How to K8s: Pull, Edit, and Push a Docker Image
Set sail with K8s with part four in the How to K8s series! Let us take you through how to pull, edit, and push a Docker image.
In order to access a Docker container of your own design in Kubernetes, you’ll likely first have to push the container’s image to Docker Hub, because by default, Kubernetes wants to pull any images defined in its YAML file from Docker Hub. Today, we’ll run through the basics to get you started.
It is worth noting that creating a Dockerfile will allow you to easily document, build, and manage your images, but we’ll start off with a look at a quick method for testing purposes.
First, you’ll need to install Docker locally. Once you have Docker installed, you’ll be able to pull any image you like from the massive number of resources available in Docker Hub. Once you’ve found the base image you’d like to build upon, you can simply run:
docker pull <image_name></image_name>
For the sake of a working example, let’s go ahead and pull the latest Ubuntu image:
docker pull ubuntu:latest
This will pull the image from Docker Hub down to your local machine. To spin up the Docker container and gain access to a pseudo-terminal running therein, simply run:
docker run -it ubuntu
This will give you root access to the running container. From there, you will be able to make changes to the Docker container. These changes can be anything you like – configuration of resources already in the container, installation of new resources, or even newly written code. Just for the fun of it, let’s install Python in our newly spun-up container.
apt-get install python3
Then, after exiting the running container, you will need to create an account on Docker Hub, and then log in from the command line with your newly minted credentials, like so:
Login with your Docker ID to push and pull images from Docker Hub. If you don't have a Docker ID, head over to https://hub.docker.com to create one.
Once you’ve entered your credentials, you will need to create a repository within your Docker Hub account. To do this, you’ll need to use the Docker Hub UI.
Next, we’ll need to get the ID of the container in which we updated the base Ubuntu image, like so:
docker ps -a
CONTAINER ID IMAGE COMMAND CREATED
1459bfefa0de ubuntu "/bin/bash" 42 minutes ago
STATUS PORTS NAMES
Up 42 minutes 0.0.0.0:8888->8888/tcp blissful_lamarr
With the container’s ID in hand, we can now commit our changes locally:
docker commit 1459bfefa0de jdvincent/ubuntu-python3.8
And finally, you can push the image to Docker Hub with the following:
docker push jdvincent/ubuntu-python3.8
And voila!
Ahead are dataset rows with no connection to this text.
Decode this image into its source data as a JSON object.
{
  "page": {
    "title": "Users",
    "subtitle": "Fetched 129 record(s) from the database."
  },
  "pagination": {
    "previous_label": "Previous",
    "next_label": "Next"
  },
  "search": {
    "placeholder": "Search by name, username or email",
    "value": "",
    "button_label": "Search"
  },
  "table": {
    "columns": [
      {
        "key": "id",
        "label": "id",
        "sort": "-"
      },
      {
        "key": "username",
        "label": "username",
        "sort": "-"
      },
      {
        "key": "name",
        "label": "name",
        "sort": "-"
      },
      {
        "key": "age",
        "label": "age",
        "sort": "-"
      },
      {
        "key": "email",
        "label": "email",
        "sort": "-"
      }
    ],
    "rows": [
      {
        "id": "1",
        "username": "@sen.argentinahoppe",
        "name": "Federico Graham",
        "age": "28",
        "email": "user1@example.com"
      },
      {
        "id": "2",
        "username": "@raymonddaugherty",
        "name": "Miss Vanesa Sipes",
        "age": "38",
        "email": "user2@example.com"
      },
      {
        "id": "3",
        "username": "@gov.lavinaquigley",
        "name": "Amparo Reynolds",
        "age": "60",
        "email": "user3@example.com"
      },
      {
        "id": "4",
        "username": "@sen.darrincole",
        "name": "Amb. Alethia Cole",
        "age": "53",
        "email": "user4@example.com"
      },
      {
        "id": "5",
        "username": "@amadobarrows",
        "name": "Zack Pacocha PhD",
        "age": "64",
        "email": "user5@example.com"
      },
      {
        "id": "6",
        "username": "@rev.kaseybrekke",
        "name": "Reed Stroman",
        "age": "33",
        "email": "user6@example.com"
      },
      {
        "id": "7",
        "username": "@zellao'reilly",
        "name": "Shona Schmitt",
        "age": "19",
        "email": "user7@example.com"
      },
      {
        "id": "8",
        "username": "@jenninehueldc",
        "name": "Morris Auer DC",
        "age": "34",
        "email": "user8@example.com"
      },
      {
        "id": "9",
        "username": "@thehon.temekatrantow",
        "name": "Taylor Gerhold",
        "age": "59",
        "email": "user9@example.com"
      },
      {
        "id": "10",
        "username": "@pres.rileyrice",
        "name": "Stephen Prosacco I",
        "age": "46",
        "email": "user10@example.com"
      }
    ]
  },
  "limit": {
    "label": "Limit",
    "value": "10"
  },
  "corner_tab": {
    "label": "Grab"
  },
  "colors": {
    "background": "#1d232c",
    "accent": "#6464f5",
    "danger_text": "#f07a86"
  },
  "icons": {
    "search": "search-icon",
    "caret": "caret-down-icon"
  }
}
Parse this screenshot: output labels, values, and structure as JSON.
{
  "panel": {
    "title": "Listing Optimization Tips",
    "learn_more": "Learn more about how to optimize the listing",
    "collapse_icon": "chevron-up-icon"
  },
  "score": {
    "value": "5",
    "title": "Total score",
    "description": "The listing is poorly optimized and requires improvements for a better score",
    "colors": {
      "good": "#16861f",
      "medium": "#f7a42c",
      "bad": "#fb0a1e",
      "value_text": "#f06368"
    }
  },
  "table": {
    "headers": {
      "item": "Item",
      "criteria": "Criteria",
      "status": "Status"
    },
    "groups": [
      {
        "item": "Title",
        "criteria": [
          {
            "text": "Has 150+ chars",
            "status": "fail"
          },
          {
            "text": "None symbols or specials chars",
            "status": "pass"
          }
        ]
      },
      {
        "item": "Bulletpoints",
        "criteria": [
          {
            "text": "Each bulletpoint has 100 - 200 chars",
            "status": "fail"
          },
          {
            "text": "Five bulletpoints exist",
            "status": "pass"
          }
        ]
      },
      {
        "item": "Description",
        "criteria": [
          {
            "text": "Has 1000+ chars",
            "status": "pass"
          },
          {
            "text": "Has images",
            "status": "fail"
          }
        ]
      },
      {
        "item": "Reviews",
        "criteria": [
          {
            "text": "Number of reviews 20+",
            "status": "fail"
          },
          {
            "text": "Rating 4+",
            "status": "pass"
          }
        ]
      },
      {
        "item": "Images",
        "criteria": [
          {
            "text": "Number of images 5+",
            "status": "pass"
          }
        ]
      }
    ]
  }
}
The updated image (jdvincent/ubuntu-python3.8) can now be passed in any Kubernetes YAML file, and it will be available to Kubernetes!
By default, Kubernetes looks for Docker images in Docker Hub. In order to make changes to the Docker image you’d like to use in Kubernetes, you’ll most likely need to commit an image locally, and then push that image up to Docker Hub.